Stored data:

····················

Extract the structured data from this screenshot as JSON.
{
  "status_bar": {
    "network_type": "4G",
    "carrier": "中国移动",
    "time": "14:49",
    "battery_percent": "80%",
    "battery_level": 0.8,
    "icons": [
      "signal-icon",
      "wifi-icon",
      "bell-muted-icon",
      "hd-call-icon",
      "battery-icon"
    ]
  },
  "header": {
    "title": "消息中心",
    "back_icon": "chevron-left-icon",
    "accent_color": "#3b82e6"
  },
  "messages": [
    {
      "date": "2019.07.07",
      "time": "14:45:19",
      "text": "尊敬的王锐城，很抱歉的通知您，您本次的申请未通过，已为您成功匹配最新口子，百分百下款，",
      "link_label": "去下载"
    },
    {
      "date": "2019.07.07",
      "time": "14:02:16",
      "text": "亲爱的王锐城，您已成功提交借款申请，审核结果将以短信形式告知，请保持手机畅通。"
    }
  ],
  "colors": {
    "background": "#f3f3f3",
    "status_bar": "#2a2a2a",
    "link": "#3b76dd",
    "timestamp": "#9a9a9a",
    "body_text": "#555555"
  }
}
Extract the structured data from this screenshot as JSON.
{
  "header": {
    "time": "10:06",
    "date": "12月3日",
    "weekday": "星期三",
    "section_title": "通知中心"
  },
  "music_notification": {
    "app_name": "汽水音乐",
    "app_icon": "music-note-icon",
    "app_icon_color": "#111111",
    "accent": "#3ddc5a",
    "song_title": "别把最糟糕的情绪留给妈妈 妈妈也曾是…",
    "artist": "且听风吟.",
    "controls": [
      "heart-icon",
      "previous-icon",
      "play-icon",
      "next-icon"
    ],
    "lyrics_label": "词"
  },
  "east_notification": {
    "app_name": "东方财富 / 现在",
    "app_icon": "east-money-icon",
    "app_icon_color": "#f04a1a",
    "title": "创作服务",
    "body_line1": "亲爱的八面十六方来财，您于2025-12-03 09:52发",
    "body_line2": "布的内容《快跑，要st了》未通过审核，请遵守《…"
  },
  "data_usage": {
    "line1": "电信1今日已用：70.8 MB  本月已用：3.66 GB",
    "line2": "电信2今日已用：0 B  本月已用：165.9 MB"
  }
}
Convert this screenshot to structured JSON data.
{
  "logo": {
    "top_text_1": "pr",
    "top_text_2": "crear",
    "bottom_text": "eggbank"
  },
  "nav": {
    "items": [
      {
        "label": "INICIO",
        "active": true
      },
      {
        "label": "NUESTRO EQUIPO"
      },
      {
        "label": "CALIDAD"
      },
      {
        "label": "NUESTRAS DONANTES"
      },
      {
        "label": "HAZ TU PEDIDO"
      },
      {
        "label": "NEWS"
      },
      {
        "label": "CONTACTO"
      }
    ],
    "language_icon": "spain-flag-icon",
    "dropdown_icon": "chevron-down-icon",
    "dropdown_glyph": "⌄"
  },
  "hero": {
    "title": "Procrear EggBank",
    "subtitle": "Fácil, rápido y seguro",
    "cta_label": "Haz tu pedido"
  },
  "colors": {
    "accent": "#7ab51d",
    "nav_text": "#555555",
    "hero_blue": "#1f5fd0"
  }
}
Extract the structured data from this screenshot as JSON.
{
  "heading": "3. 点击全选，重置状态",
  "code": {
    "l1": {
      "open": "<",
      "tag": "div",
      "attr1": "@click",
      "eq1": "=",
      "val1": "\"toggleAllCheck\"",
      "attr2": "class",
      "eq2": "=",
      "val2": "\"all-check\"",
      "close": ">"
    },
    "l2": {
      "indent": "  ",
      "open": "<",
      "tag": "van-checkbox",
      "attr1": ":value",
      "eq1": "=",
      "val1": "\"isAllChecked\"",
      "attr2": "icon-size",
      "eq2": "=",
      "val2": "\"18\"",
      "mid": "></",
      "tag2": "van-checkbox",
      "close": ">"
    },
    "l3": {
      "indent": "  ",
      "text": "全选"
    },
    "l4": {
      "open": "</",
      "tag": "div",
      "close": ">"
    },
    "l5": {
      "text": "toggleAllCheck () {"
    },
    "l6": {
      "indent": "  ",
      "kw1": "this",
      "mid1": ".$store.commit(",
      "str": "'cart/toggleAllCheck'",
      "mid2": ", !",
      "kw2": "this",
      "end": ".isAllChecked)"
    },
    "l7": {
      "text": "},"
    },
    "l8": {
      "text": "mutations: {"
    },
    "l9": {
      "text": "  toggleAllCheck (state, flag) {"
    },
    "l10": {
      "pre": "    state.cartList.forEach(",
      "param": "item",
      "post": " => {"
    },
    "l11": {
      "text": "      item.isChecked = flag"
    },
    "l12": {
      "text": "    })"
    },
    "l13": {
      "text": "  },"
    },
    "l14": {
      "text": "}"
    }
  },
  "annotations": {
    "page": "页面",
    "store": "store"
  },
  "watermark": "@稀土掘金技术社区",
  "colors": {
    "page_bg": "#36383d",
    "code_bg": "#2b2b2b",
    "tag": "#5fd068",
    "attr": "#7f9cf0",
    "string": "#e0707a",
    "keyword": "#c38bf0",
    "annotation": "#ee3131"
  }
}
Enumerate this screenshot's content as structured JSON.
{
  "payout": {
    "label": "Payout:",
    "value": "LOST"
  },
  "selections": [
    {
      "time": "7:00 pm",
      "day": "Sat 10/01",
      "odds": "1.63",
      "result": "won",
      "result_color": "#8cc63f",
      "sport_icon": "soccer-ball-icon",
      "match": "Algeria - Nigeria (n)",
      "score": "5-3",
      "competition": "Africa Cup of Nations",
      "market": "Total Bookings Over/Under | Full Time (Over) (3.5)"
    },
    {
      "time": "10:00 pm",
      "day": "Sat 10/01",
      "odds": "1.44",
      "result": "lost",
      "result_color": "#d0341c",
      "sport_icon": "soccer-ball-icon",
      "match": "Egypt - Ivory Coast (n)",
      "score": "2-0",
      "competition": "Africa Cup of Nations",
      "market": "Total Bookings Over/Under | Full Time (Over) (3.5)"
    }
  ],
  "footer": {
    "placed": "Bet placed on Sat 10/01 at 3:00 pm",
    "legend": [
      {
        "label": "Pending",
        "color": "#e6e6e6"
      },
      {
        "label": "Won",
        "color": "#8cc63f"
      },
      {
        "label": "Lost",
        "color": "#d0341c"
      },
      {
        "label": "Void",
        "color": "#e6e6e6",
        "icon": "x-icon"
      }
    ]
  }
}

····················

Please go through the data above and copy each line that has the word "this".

Extract the structured data from this screenshot as JSON.
Extract the structured data from this screenshot as JSON.
Convert this screenshot to structured JSON data.
Extract the structured data from this screenshot as JSON.
      "kw1": "this",
      "kw2": "this",
Enumerate this screenshot's content as structured JSON.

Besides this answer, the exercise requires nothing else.